Why consumers still aren’t buying social media buy buttons
Social media simply isn't an effective sales channel today, and despite social companies' efforts to rollout new forms of buying features, the slow adoption may have more to do with consumer behavioral than technology.
Despite a whole lot of hype, social commerce isn’t living up to its potential.
Social media sites have massive audiences, but turning social engagement into sales has eluded almost every platform with a social backbone. “Buy buttons” and similar mechanisms that let retailers sell directly to consumers within social apps simple aren’t creating customers, at least not yet.
Since 2014, Facebook, Instagram, Pinterest, Twitter and others added click-to-buy features, but their collective experimentation hasn’t translated into significant purchasing. Sales from social media sources actually declined slightly from 1.9 percent of all online sales during the 2014 holiday season to 1.8 percent during the same period in 2015, according to data from Custora, a digital marketing platform for retailers.
Turning ‘likes’ into purchases
Converting “likes,” “hearts” and “pins” into buys is more than a technological challenge. It requires a change in the behavior of consumers and marketers, according to Jennifer Polk, a research director with Gartner. “It just doesn’t align with customer behavior and the way that people want to buy — not in a way that’s scalable,” she says. “It’s not how people are buying at this point.”
In one of the most glaring social commerce failures to date, Twitter in May killed its buy button and transferred members of its commerce team to other divisions, according to BuzzFeed.com. Facebook and other, smaller platforms continue to experiment with social commerce, but none of these companies publically share numbers for buy button sales, and it appears the experiment isn’t paying off, at least not yet, Polk says.
Marketers give buy buttons failing grade
Polk and her colleagues at Gartner asked marketers to identify the highest performing social commerce features, and “the buy button is really very, very far down the list,” she says. “If you’re looking to actually drive near-term results, you’re probably better off putting your money into something like social analytics and social advertising, to drive clickthroughs and traffic to your sites.” Social analytics, ratings, reviews and referral traffic drive the lion’s share of marketers’ success on social sites, according to Polk.
While social media clearly is not yet a viable sales channel, it is an important resource for consumers who want to learn about products of interest that they might purchase elsewhere in the future. Today, 55 percent of Pinterest users shop for products on the platform, and 12 percent of Facebook and Instagram members do the same, according to a recent survey conducted by research company Cowen and Company and cited by eMarketer. The percentage of users who shop for products on Twitter (9 percent), LinkedIn (5 percent) and Snapchat (3 percent) were all in the single digits, the report says.

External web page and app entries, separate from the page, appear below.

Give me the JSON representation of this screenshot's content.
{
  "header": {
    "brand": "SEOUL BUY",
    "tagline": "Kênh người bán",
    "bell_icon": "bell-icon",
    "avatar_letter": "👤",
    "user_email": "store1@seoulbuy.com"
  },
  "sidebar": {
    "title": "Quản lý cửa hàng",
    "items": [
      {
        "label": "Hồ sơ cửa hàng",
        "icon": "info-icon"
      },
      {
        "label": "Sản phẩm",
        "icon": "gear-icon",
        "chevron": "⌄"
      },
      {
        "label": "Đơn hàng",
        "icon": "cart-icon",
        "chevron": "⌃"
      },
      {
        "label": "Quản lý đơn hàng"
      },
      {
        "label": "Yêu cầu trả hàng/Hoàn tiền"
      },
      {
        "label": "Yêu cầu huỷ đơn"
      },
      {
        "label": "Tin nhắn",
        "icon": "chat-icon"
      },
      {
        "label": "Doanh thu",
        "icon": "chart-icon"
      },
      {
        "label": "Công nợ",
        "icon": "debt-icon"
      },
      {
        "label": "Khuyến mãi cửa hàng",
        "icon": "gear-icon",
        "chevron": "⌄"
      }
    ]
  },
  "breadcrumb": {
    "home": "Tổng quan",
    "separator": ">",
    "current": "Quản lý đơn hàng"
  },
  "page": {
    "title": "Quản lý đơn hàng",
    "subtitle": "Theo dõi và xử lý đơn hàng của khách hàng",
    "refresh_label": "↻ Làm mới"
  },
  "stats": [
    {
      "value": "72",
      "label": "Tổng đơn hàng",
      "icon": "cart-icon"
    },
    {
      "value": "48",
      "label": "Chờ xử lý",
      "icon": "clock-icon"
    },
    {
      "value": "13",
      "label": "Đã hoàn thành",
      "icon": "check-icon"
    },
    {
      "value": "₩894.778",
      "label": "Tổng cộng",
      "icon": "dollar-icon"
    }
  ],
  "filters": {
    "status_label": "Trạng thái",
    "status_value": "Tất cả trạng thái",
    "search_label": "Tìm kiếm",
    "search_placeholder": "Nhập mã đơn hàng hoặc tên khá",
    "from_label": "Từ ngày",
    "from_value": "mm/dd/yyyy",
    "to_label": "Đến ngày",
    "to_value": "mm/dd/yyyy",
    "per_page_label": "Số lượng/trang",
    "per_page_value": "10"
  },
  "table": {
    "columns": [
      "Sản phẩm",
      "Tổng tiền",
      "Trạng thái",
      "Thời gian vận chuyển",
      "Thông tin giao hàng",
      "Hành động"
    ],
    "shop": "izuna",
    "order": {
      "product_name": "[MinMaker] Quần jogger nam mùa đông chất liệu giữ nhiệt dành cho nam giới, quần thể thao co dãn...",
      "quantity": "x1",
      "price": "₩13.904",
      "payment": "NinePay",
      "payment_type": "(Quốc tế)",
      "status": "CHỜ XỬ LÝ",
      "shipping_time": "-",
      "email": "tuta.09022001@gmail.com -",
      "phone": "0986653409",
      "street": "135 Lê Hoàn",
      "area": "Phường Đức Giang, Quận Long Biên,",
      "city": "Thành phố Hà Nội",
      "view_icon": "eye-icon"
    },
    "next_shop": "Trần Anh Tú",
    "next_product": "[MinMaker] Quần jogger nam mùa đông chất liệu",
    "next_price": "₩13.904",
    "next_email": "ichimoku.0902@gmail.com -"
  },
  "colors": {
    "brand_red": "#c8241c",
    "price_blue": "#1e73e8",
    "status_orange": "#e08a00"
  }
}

The foundation of social commerce has improved, and the leading platforms removed some of the friction in the purchase process, but mobile shoppers generally haven’t noticed, according to eMarketer. “Buy buttons have been appearing sporadically across social media, often in limited tests, so it’s fair to assume that consumer familiarity is low,” Cowen and Company wrote in its report. “Social media does play a role in consumers’ purchase behavior, but typically real-world connections and shopping-specific content take precedence over more general tweets and status updates.”
Future of social commerce uncertain
S&P Global Research Analyst Seth Shafer says he’s unsure of the long-term viability of buy buttons. “I think the jury is still out if there’s a real demand for tight, one-click integration between social and ecommerce or if consumers are happy enough with the status quo and comfortable using different apps or services for different purposes,” he says.
Today’s buy buttons simply don’t reflect the ways social commerce happens, according to Polk. Social provides an “assist if anything,” and marketers demand more meaningful results than mere “directional metrics” or general assumptions on ROI, she says. “There’s something in the behavior that we’re missing, something that we are inherently getting wrong,” Polk says. “Just because the people are there, and the data is there, doesn’t mean this is the new shopping mall.”
However, click-to-purchase features could still catch on via social media eventually, she says. “Clearly, Twitter’s failure in this space has not scared off Snapchat … I don’t think we’ve seen the end of the experimentation.”
Matt Kapko has been writing about technology since before the dawn of the iPhone, and covering media well before it was social. Matt lives with his wife in a nearly century-old craftsman in Long Beach, Calif. He can be reached on Twitter: @mattkapko or by email: firstname.lastname@example.org.